There are few insects that fascinate us like butterflies. In their filigree moth or butterfly stage, they are often breathtakingly beautiful. As caterpillars, they can be cute, but also cause devastation if in huge numbers. Humans, too, have a secret desire to metamorphose…
But first, the facts. According to the student edition of Encyclopedia Britannica, metamorphosis is “a series of dramatic changes in an organism’s body shape and structure as it develops after hatching or being born.” The transformation of a caterpillar into a butterfly is just one example of a metamorphosis that occurs in thousands of insect species and amphibians.
As this diagram of the butterfly lifecycle shows, the complete metamorphosis of butterflies and moths involves four stages: 1. the egg, 2. the larva (caterpillar), 3. the pupa (also called chrysalis or cocoon) and 4. the adult.
A very neat butterfly or moth in Chaddlewood, Plymouth, worked on this eggsellent piece of art:
Each moth or butterfly female lays around 100 eggs, of which 80% will hatch, and this takes about three days.
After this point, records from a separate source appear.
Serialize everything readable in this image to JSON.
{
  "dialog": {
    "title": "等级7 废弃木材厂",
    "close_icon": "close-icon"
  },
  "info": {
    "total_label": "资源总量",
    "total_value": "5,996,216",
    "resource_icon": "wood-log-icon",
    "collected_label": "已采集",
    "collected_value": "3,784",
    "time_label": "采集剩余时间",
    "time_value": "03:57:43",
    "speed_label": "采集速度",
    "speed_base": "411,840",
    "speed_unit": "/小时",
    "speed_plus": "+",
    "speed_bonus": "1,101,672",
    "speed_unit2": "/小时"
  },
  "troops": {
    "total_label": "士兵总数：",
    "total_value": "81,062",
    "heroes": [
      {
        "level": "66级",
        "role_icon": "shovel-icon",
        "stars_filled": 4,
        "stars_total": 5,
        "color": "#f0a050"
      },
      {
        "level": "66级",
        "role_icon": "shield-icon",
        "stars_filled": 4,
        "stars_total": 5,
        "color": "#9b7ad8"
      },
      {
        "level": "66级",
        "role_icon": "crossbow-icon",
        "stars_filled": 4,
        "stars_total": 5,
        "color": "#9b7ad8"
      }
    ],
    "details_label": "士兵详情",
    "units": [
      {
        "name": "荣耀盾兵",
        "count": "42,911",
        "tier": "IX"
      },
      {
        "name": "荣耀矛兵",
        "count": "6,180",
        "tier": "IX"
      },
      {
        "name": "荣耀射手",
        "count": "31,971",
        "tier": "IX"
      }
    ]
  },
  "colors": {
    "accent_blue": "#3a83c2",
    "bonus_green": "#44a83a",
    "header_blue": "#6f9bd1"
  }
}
We’ve all seen tiny, whitish butterfly or moth eggs at the underside of leaves.
Don’t get close to me! A poisonous, stinging Saddleback caterpillar.
The next stage as a caterpillar involves rapid growth and therefore eating everything in the caterpillar’s sight. Caterpillars have an exoskeleton, that is a skeleton on the outside, which they shed whenever it becomes too small, approximately five times during their caterpillar stage.
This Saddleback caterpillar sure looks unusual in appearance and colouring but even humans should refrain from touching this critter as the hollow hairs or spins are connected to poisonous glands below. Upon contact, one experiences a burning sensation similar to a bee sting. The affected skin will show an inflammation and irritation that can last a day or two. So hands off!
A caterpillar in full pupation mode.
At the chrysalis stage, the caterpillar has pupated (yes, there is a word like that) and created a cocoon where the transformation to butterfly or moth takes place.
A web of thousands of Eastern Tent caterpillars that took over Wyndham in upstate New York recently.
If in droves, the chrysalis stage can be a fairly creepy one for humans as caterpillars can form whole webs before or during pupation that literally cover everything.
Close-up of a Western Tent caterpillar web (malacosoma californicumcaterpillar).
Says Flickr user Yzzordorex Sayar’u about an experience she had in Colorado:
“The caterpillars were bad, but the moths – much worse. The glow cast by streetlamps at night was clogged with moths to the point that it looked as though it were snowing.”
Hmm, sounds creepy to say the least, but it is over soon as moths or butterflies only take four days to change from pupa to adult. And then, it’s time for the big moment…
The true metamorphosis! A butterfly emerging from its cocoon.
The butterfly’s white abdomen is still inside the shell. In the upper right corner, we can see various silk strands from the caterpillar stage. The butterfly still has to unfold its colourful wings and they have to harden.
Sometimes, after pupation, the result is as stunning as this Golden Birdwing (troides aeacus thomsoni) at the Butterfly Park in Bangkok, Thailand.
Here’s a picture from a butterfly nursery (yes, there’s a place like that) that depicts the last two stages from pupa to butterfly.
This little boy surely wants to be a beautiful butterfly.
But what about us, the humans? Aren’t we more than a bit crazy about butterflies? Think about popular expressions, like having butterflies in one’s stomach. Or look around your house: can you see any butterfly-inspired designs?